# BRIEF:
For each line below that includes the string "icon", show the whole line.

# DATA LISTING:

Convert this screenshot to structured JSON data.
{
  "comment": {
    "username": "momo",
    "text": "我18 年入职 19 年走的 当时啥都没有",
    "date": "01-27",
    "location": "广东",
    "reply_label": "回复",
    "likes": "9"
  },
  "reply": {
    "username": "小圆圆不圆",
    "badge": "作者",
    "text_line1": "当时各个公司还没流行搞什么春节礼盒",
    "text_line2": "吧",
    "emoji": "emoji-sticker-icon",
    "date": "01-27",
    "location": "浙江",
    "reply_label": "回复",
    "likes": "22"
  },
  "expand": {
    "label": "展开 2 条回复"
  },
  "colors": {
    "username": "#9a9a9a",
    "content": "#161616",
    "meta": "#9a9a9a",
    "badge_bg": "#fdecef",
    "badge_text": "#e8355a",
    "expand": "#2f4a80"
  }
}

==

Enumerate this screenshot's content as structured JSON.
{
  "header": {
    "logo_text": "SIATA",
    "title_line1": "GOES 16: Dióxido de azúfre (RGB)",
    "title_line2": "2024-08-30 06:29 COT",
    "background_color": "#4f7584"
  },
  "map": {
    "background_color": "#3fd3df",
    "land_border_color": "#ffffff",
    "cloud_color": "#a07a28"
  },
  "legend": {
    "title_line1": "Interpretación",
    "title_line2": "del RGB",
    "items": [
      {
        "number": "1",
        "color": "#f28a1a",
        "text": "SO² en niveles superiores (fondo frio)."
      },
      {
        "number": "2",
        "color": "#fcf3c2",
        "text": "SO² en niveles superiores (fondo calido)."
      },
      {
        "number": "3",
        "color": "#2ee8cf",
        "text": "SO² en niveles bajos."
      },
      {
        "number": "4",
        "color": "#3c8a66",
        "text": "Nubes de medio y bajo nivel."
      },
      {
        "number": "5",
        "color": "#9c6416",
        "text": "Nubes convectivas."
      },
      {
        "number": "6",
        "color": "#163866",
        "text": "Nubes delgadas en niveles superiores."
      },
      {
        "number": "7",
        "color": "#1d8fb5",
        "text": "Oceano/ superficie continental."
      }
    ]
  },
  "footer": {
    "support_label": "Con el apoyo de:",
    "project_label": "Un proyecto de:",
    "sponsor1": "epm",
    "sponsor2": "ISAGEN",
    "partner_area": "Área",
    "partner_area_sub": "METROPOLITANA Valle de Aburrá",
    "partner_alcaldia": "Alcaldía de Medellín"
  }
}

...

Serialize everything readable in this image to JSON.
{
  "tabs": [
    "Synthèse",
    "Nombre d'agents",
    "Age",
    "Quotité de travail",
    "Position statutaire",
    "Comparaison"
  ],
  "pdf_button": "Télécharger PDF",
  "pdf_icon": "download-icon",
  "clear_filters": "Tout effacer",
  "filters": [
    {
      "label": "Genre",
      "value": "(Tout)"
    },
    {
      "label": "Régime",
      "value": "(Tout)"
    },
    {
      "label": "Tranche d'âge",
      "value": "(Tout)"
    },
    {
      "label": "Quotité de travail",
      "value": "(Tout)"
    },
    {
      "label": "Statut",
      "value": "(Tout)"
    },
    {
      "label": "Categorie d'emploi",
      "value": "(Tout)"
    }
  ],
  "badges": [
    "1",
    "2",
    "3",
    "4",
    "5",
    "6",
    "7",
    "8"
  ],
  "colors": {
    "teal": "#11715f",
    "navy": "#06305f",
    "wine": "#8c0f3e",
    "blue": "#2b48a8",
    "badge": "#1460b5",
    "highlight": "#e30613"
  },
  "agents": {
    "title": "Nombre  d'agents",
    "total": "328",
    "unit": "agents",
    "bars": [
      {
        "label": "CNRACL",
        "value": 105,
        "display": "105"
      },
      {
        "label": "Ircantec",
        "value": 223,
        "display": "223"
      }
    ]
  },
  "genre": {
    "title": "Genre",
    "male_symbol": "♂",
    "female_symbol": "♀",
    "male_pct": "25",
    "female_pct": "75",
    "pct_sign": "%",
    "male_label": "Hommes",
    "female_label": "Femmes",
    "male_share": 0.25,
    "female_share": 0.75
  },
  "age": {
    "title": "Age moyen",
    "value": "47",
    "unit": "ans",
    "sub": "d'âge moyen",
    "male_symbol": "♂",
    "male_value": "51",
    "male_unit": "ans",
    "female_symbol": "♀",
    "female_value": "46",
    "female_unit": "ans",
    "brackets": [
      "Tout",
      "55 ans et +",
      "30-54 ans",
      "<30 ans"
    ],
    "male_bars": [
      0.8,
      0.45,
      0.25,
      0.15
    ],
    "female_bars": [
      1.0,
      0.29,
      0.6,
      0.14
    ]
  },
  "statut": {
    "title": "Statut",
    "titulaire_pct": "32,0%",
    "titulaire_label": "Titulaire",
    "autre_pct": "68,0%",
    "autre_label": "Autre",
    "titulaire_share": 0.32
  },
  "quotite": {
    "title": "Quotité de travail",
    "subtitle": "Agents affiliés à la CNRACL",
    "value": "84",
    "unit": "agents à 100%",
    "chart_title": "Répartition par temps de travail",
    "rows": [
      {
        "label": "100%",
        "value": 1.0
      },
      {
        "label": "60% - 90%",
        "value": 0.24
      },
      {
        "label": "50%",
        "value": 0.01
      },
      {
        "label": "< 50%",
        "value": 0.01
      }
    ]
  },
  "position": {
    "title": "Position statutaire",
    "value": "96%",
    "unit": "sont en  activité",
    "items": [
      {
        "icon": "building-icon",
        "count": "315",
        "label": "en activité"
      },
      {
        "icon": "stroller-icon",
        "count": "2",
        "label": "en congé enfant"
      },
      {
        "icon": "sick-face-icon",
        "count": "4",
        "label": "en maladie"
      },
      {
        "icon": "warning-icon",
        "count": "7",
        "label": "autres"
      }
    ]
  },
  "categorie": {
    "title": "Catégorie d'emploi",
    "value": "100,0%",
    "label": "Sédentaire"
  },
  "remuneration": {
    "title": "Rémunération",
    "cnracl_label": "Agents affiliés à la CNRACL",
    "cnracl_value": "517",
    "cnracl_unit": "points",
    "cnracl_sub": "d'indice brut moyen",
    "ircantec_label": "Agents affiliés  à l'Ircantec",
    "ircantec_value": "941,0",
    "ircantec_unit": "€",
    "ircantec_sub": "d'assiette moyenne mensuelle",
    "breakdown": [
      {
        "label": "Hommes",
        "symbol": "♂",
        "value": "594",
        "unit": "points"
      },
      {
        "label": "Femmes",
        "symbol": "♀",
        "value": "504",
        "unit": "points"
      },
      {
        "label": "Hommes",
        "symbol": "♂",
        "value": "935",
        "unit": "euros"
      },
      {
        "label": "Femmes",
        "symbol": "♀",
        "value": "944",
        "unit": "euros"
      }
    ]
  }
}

# OUTPUT:
    "emoji": "emoji-sticker-icon",
  "pdf_icon": "download-icon",
        "icon": "building-icon",
        "icon": "stroller-icon",
        "icon": "sick-face-icon",
        "icon": "warning-icon",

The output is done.